Membrane and Mesoscale Assembly. This project seeks to develop methods for orienting, assembling, and interconnecting nanoscale functional assemblies containing catalysts, light absorbers, and support matrices, into fully functional photoelectrochemical systems. A key objective of work in the program is to develop a knowledge foundation of structure-function relationships for photoelectrochemical layers that allows for prediction and control of transport phenomena in macroscopic solar-fuel generation systems. Towards the goal, research in the Membranes and Mesoscale Assembly program is directed towards the engineering of membranes that satisfy the structural and chemical stability, gas/fuel permeability, and ionic-conductivity requirements for solar-fuels devices as well as towards experimental and theoretical investigations of structured catalyst/light-absorber/membrane assemblies that maximize solar-energy conversion efficiencies.
Scale-Up and Prototyping. The focus of the Scale-Up and Prototyping Project is to construct fully functional, macroscopic solar-fuels generation systems to guide the overall research effort of JCAP. The design of prototypes on a large size scale is needed to identify the critical effects that bubbles, reactant input and product output flows, optical issues, and other such issues will have on the performance of a solar-fuels generator.
Work in the Scale-Up and Prototyping program informs the JCAP scientific efforts as to where key performance levers are and also identifies gaps revealed by real-world implementation of an integrated solar-fuels generator based on artificial photosynthesis.
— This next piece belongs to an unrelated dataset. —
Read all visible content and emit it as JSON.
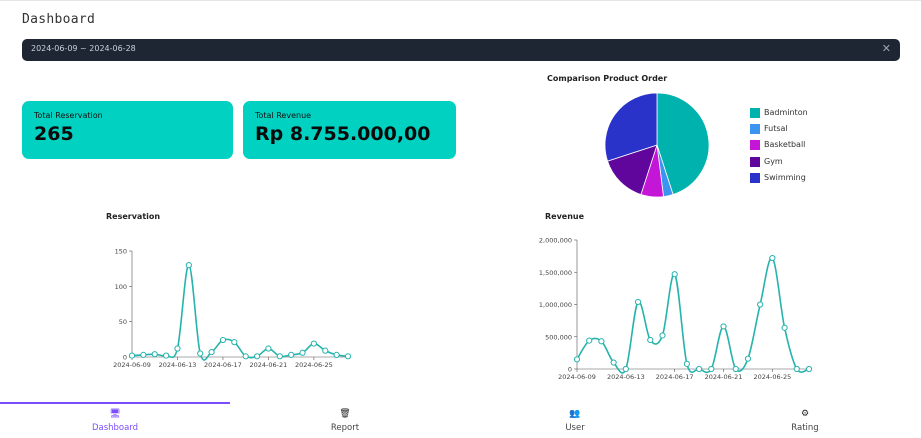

Current development work in the program is focused on the design of prototype models that use dual-light absorber (tandem) configuration cells.
JCAP—which brings together many of the world’s top researchers in the field of artificial photosynthesis—is led by the California Institute of Technology in partnership with Lawrence Berkeley National Laboratory, and operates research sites at both institutions.
A Southern California site is located at the Caltech campus in Pasadena, while a Northern California site operates at Lawrence Berkeley National Laboratory in Berkeley. Additional partners include SLAC National Accelerator Laboratory; the University of California, Irvine; and the University of California, San Diego.
JCAP is one of several Energy Innovation Hubs established by the Department of Energy beginning in 2010. The Energy Innovation Hubs are major integrated research centers, drawing together researchers from multiple institutions and varied technical backgrounds. They are modeled after the strong scientific management approaches typified by the Manhattan Project, the Lincoln Lab at MIT, which developed radar, AT&T’s Bell Laboratories, which developed the transistor, as well as the successful DOE Bioenergy Research Centers established during the Bush Administration to pioneer advanced techniques in biotechnology, including biofuels.